Stanhope was a second generation Pre-Raphaelite, drawing inspiration particularly from Edward Burne-Jones, who, though two years Stanhope’s junior, proved to be the biggest influence on his work. The admiration was mutual, Burne-Jones writing that, “[Stanhope’s] colour is beyond anything the finest in Europe” (Burne-Jones quoted in John Christian ed., The Last Romantics, 1989, p.79); indeed, the reds, pinks and blues of the girls’ costumes assimilate seamlessly into the earthy palette of the forest whilst maintaining their richness. Having met Rossetti and Burne-Jones in 1857 he was among the painters chosen to help the artists paint the Debating Chamber at the Oxford Union. His favoured venues to exhibit his work were the Grosvenor Gallery, and the New Galleries, which were both known for their support of the Pre-Raphaelites. Although he did also display at the Royal Academy, these galleries were favoured by the artist because of their more unconventional leaning. Unlike many other Pre-Raphaelites, however, Stanhope did not need to paint for his living, having come from an aristocratic background.

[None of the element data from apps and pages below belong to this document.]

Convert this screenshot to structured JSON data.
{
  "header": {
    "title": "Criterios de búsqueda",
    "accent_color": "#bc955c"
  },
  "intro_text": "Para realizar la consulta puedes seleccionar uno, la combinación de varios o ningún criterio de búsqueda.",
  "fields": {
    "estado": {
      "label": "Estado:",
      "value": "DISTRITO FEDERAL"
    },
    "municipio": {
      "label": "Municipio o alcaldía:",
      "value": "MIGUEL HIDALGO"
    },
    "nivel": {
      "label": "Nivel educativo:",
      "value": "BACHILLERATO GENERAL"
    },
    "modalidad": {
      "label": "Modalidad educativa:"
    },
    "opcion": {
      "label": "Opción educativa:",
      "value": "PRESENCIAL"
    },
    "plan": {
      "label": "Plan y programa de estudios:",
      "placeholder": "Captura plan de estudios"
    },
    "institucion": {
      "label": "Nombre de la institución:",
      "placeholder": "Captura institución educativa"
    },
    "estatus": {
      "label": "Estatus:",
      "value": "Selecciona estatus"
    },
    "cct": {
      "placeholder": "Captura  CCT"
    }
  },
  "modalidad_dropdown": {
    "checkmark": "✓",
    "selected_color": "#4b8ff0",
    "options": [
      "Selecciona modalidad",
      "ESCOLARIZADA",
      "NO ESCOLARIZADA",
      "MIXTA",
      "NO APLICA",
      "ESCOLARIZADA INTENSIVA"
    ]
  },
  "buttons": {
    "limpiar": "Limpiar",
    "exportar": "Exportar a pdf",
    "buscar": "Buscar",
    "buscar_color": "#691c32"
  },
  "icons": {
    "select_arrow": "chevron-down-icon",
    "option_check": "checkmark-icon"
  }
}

The subject of Pine Woods at Viareggio is atypical of Stanhope’s oeuvre which was mostly classical and biblical in subject matter. Unlike his works depicting literature, allegory and religious subjects, this painting is a genre scene: it lacks a particular narrative, and instead examines three contadinas pausing for an exchange in the forest. However, the treatment of the subject matter is similar to his oeuvre; the hushed dialogue of three young women reminds us of the quiet sincerity of a biblical or allegorical exchange. The positioning of the girl on the far left is reminiscent of a classical caryatid, in the same vein in which his mythological muses are arranged.

His time in Italy is evident not only in the representation of observed local labour in the pine forest of Viareggio, but in his references to Italian Old Masters. Over a period of decades visiting Italy, Stanhope was frequently exposed to the works of Botticelli, whose influence is prevalent in this painting. There are striking similarities between Botticelli’s late 15th century Primavera and Stanhope’s Pine Woods at Viareggio: the division of the composition into forest floor and canopy with the protagonists staged across the horizon; the smattering of natural objects underfoot in the wooded area; and the triadic arrangement of the three girls which resonates with Botticelli’s grouping of the Three Graces. If Primavera depicts mythological figures in the spring, Stanhope’s Pine Woods at Viareggio is the contemporary Tuscan autumn descendent.

Stanhope wrote that, ‘all the great painters lived before Raphael’s time’ (A.M.W. Stirling, A Painter of Dreams and Other Biographical Studies, 1916, p. 325), a belief that is evidenced in the clear influence of Italian Old Master paintings in the small figures placed on the horizon. These vignettes hark back to medieval narrative sequences where one canvas told a story through the depiction of multiple smaller scenes. Though Stanhope’s painting is not narrative in nature, the inclusion of smaller figures carrying out nostalgic pastoral activities rhymes with our knowledge of pre-Renaissance panel paintings.